Supplied material section start
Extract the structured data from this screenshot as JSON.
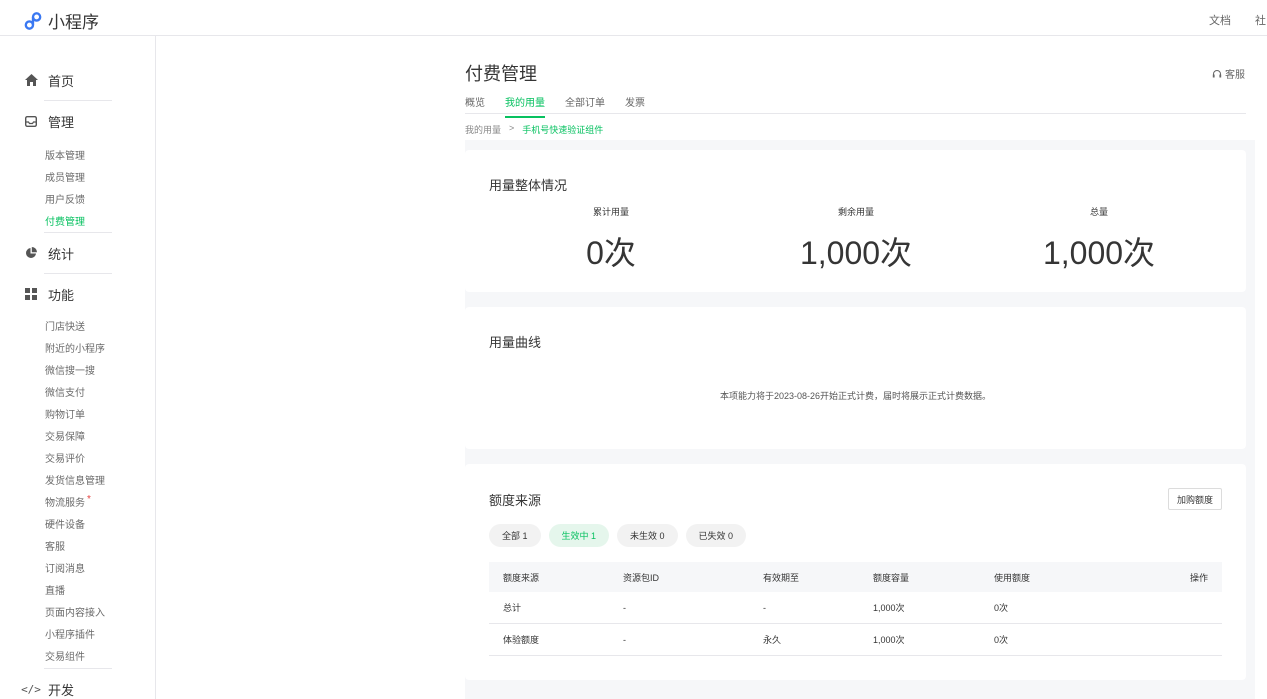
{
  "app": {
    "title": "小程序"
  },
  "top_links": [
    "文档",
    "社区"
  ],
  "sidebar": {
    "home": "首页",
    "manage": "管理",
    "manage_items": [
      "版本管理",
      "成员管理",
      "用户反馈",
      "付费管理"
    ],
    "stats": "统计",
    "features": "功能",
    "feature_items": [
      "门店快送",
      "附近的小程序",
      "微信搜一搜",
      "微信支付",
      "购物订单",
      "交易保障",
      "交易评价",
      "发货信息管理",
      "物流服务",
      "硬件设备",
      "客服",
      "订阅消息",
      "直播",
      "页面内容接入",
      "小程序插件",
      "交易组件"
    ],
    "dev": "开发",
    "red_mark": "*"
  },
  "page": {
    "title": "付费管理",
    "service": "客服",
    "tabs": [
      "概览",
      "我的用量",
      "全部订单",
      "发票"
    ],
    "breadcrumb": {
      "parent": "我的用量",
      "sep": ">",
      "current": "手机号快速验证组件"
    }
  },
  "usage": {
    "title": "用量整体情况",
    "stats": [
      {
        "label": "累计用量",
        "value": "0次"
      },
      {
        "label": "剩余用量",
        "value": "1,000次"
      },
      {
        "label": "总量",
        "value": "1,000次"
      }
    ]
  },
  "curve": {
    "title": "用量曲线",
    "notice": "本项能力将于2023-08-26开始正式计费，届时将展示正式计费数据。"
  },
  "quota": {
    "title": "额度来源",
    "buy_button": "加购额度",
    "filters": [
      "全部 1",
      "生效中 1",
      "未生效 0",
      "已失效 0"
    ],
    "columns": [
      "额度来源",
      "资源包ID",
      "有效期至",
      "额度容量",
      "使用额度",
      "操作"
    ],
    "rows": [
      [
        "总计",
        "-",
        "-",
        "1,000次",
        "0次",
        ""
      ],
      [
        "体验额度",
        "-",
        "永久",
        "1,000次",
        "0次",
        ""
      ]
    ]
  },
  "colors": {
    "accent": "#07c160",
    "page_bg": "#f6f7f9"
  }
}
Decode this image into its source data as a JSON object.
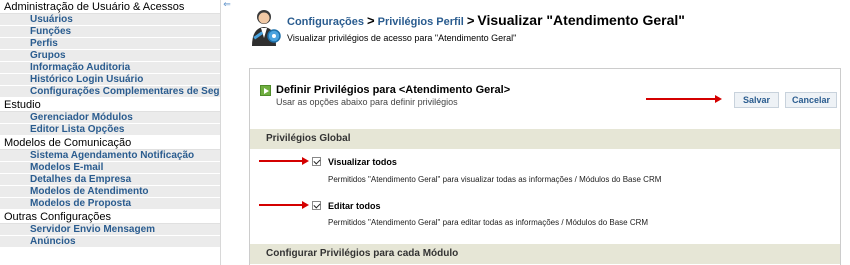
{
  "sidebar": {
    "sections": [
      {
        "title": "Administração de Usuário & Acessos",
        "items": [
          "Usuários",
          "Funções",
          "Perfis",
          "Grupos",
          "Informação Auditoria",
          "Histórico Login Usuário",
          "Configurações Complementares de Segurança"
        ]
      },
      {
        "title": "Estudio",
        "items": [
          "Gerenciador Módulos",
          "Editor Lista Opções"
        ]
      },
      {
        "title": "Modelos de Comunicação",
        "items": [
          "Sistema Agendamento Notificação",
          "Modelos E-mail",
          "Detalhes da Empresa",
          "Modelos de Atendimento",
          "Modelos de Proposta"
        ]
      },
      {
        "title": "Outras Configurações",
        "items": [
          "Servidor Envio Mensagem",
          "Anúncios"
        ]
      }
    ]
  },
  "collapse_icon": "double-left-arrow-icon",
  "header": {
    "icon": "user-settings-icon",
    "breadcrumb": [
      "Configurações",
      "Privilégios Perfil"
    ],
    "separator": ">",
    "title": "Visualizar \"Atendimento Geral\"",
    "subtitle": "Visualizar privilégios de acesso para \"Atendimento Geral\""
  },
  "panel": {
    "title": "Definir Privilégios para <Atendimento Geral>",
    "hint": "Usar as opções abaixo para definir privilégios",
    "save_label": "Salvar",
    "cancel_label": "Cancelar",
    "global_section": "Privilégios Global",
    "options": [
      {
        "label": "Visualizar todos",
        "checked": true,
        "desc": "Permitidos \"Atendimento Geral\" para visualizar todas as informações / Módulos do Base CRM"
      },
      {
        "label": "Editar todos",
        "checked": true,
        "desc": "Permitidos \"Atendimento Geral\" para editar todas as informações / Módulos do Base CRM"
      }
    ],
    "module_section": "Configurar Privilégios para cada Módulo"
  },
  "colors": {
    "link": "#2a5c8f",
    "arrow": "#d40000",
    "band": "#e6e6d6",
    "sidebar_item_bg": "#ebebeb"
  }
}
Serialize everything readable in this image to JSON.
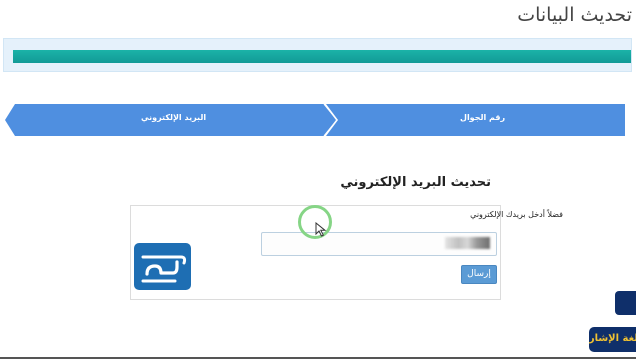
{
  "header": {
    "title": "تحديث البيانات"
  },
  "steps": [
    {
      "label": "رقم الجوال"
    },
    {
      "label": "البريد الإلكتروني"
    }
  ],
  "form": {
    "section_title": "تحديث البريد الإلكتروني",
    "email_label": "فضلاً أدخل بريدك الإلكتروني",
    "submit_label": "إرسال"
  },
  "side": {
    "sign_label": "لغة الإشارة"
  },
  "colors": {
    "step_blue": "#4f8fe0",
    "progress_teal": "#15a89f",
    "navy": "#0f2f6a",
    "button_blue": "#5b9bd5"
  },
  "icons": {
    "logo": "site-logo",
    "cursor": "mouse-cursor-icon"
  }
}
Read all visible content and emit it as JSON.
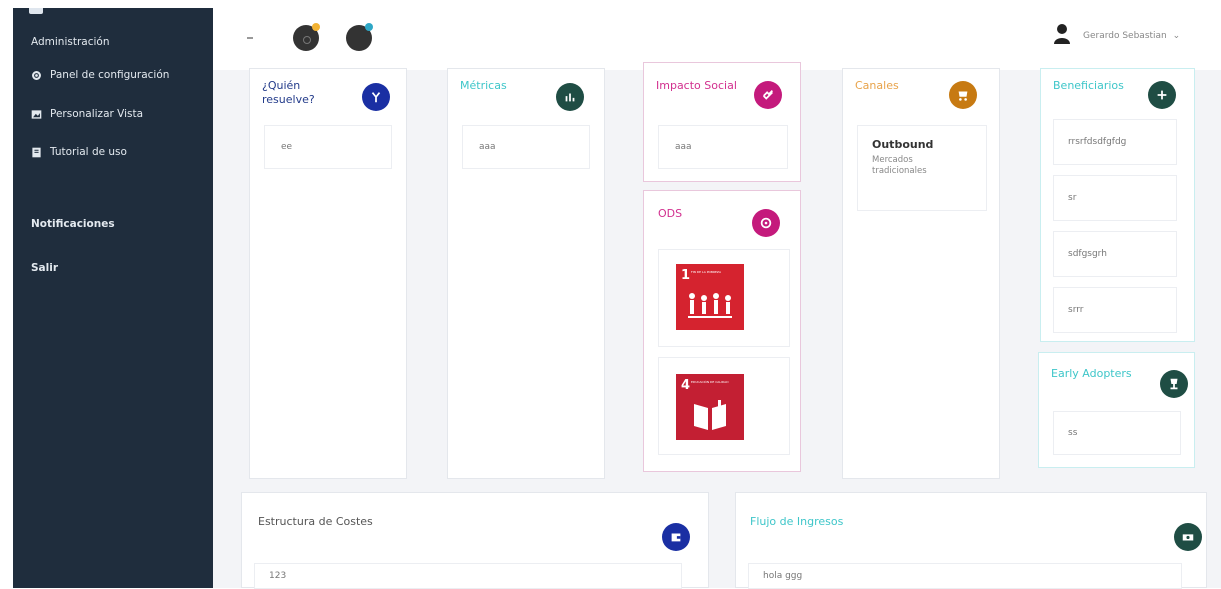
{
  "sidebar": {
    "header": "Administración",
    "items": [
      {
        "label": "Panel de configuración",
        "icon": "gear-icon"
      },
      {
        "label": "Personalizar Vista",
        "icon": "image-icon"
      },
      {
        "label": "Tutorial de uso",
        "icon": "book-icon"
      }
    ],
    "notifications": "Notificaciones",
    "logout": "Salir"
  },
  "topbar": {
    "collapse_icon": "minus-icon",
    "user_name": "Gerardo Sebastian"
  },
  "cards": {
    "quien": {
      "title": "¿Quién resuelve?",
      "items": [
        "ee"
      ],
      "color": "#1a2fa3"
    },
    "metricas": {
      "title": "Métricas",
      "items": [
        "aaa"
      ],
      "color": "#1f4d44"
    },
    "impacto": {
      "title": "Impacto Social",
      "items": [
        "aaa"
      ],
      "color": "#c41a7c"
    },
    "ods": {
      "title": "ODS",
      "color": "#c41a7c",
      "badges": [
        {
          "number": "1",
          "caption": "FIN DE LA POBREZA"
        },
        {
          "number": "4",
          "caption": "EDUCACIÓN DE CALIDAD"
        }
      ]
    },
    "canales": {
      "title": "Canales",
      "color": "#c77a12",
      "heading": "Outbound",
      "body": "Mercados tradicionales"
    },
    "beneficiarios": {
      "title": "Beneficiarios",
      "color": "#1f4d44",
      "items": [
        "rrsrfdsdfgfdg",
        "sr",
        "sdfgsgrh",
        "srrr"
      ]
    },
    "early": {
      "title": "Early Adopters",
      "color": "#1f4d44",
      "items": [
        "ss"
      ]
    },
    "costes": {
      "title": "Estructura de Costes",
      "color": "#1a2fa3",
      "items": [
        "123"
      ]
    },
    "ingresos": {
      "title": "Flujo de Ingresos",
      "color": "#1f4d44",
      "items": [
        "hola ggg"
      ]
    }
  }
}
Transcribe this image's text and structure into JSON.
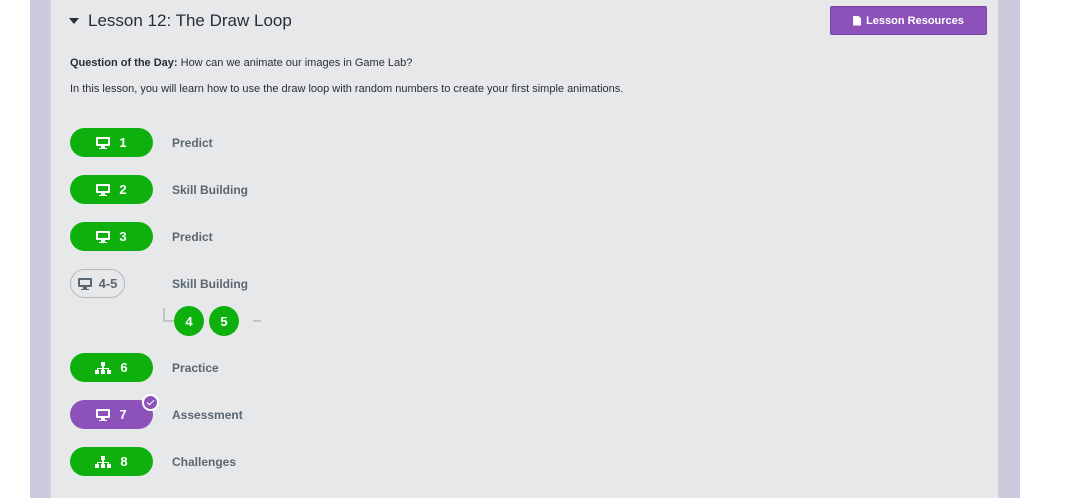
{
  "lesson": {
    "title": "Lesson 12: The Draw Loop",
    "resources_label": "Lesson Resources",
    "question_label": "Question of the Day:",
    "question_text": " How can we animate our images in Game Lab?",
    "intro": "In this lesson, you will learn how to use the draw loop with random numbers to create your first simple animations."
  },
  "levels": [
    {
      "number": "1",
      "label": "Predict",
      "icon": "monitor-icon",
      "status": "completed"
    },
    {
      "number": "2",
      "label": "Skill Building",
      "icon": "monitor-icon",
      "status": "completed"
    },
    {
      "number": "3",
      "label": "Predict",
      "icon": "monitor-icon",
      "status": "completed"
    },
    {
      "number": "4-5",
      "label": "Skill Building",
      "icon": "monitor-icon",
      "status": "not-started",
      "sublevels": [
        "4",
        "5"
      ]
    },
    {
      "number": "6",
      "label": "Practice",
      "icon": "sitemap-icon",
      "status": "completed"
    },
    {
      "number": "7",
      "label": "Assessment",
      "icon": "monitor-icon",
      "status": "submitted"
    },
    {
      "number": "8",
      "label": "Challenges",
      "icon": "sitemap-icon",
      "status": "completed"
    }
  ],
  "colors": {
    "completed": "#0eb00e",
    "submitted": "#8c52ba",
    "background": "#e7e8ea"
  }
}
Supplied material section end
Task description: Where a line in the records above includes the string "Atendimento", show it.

Solution:
          "Modelos de Atendimento",
    "title": "Visualizar \"Atendimento Geral\"",
    "subtitle": "Visualizar privilégios de acesso para \"Atendimento Geral\""
    "title": "Definir Privilégios para <Atendimento Geral>",
        "desc": "Permitidos \"Atendimento Geral\" para visualizar todas as informações / Módulos do Base CRM"
        "desc": "Permitidos \"Atendimento Geral\" para editar todas as informações / Módulos do Base CRM"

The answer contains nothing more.